The Immigration and Naturalization Service shall respond to an inquiry by a Federal, State, or local government agency, seeking to verify or ascertain the citizenship or immigration status of any individual within the jurisdiction of the agency for any purpose authorized by law, by providing the requested verification or status information.
Internal Revenue Service Rules on Independent Contractors (excerpts from web page advice, emphasis supplied in original)
Who is an Independent Contractor?
A general rule is that you, the payer, have the right to control or direct only the result of the work done by an independent contractor, and not the means and methods of accomplishing the result.
Who is a Common-Law Employee (Employee)?
Under common-law rules, anyone who performs services for you is your employee if you can control what will be done and how it will be done. This is so even when you give the employee freedom of action.
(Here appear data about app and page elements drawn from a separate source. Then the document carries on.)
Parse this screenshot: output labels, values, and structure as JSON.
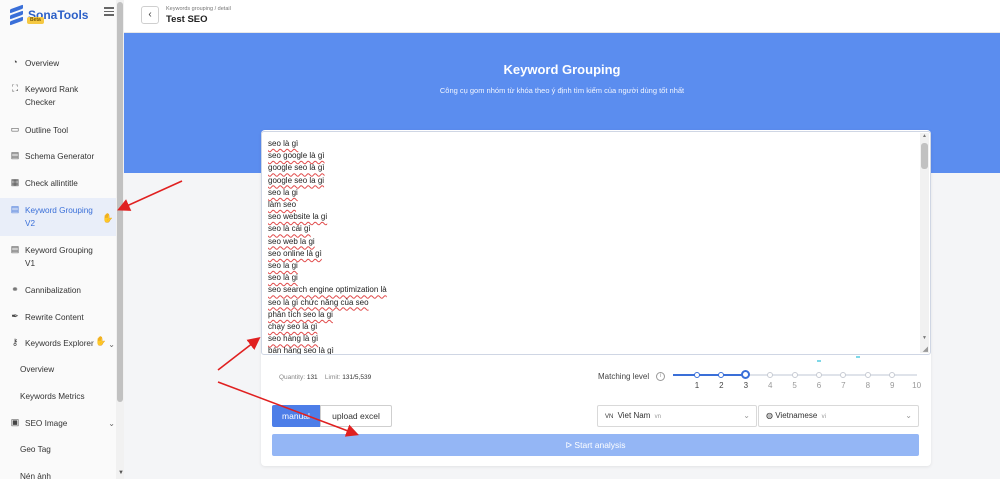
{
  "brand": {
    "name": "SonaTools",
    "badge": "Beta"
  },
  "sidebar": {
    "items": [
      {
        "label": "Overview",
        "icon": "gauge-icon"
      },
      {
        "label": "Keyword Rank Checker",
        "icon": "sitemap-icon"
      },
      {
        "label": "Outline Tool",
        "icon": "outline-icon"
      },
      {
        "label": "Schema Generator",
        "icon": "schema-icon"
      },
      {
        "label": "Check allintitle",
        "icon": "list-icon"
      },
      {
        "label": "Keyword Grouping V2",
        "icon": "file-icon",
        "active": true
      },
      {
        "label": "Keyword Grouping V1",
        "icon": "file-icon"
      },
      {
        "label": "Cannibalization",
        "icon": "network-icon"
      },
      {
        "label": "Rewrite Content",
        "icon": "pen-icon"
      },
      {
        "label": "Keywords Explorer",
        "icon": "key-icon"
      }
    ],
    "explorer_sub": [
      "Overview",
      "Keywords Metrics"
    ],
    "seo_image": {
      "label": "SEO Image",
      "icon": "image-icon",
      "sub": [
        "Geo Tag",
        "Nén ảnh"
      ]
    }
  },
  "header": {
    "breadcrumb": "Keywords grouping / detail",
    "title": "Test SEO",
    "back_icon": "chevron-left-icon"
  },
  "hero": {
    "title": "Keyword Grouping",
    "subtitle": "Công cụ gom nhóm từ khóa theo ý định tìm kiếm của người dùng tốt nhất",
    "background": "#5b8def"
  },
  "keywords": [
    "seo là gì",
    "seo google là gì",
    "google seo là gì",
    "google seo la gi",
    "seo la gi",
    "làm seo",
    "seo website la gi",
    "seo là cái gì",
    "seo web la gi",
    "seo online là gì",
    "seo la gi",
    "seo là gi",
    "seo search engine optimization là",
    "seo là gì chức năng của seo",
    "phân tích seo la gi",
    "chạy seo là gì",
    "seo hàng là gì",
    "bán hàng seo là gì"
  ],
  "stats": {
    "quantity_label": "Quantity:",
    "quantity": "131",
    "limit_label": "Limit:",
    "limit": "131/5,539"
  },
  "matching": {
    "label": "Matching level",
    "value": 3,
    "ticks": [
      "1",
      "2",
      "3",
      "4",
      "5",
      "6",
      "7",
      "8",
      "9",
      "10"
    ]
  },
  "input_mode": {
    "manual": "manual",
    "upload": "upload excel",
    "selected": "manual"
  },
  "country": {
    "value": "Viet Nam",
    "code_prefix": "VN",
    "code_suffix": "vn"
  },
  "language": {
    "value": "Vietnamese",
    "code": "vi",
    "icon": "globe-icon"
  },
  "start_button": "ᐅ Start analysis",
  "accent": "#3a6fd8"
}
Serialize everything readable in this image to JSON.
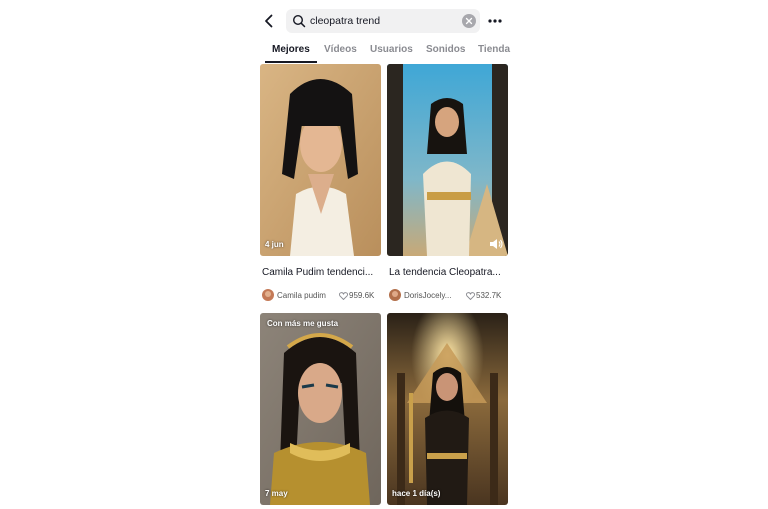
{
  "search": {
    "value": "cleopatra trend"
  },
  "tabs": [
    {
      "label": "Mejores",
      "active": true
    },
    {
      "label": "Vídeos"
    },
    {
      "label": "Usuarios"
    },
    {
      "label": "Sonidos"
    },
    {
      "label": "Tienda"
    }
  ],
  "results": [
    {
      "date": "4 jun",
      "caption": "Camila Pudim tendenci...",
      "user": "Camila pudim",
      "likes": "959.6K"
    },
    {
      "caption": "La tendencia Cleopatra...",
      "user": "DorisJocely...",
      "likes": "532.7K"
    },
    {
      "label": "Con más me gusta",
      "date": "7 may"
    },
    {
      "date": "hace 1 día(s)"
    }
  ],
  "icons": {
    "back": "chevron-left-icon",
    "search": "search-icon",
    "clear": "clear-icon",
    "more": "more-icon",
    "sound": "speaker-icon",
    "likes": "heart-icon"
  },
  "colors": {
    "text": "#161823",
    "muted": "#8a8b91",
    "search_bg": "#f1f1f2"
  }
}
What matters is that you have the right to control the details of how the services are performed.
American Civil Liberties Union position statements on immigration policy, the 1986 Immigration Reform and Control Act, and the enforcement of non-immigration related federal laws affecting illegal aliens:
The ACLU has been one of the nation’s leading advocates for the rights of immigrants, refugees and non-citizens, challenging unconstitutional laws and practices, countering the myths upon which many of these laws are based. Learn more about our Immigrants’ Rights Project and take action to protect the rights guaranteed by the Bill of Rights.
The Immigration Reform and Control Act of 1986 required employers to verify the identity of potential employees and their eligibility to work in the United States. The Act also established sanctions for failing to comply with the verification requirements. As a result, there has been widespread discrimination based on citizenship status against foreign-looking American workers, especially Asians and Hispanics.
Congress enacted [the Immigration Reform and Control Act, “IRCA”] principally to curtail illegal immigration into the United States and to protect domestic workers from the perceived adverse effects of that immigration. IRCA’s approach is to make undocumented workers less attractive to U.S. employers by reducing the economic incentives to hire them. As this Court noted in Sure-Tan, “[i]f an employer realizes that there will be no advantage under the [National Labor Relations Act] in preferring illegal aliens to legal resident workers, any incentive to hire such illegal aliens is correspondingly lessened.” 467 U.S. at 893. IRCA thus focuses on changing employers’ behavior. The Board’s award of backpay in this case furthers IRCA’s aims, and Petitioner’s argument to the contrary represents a fundamental misunderstanding of the statute.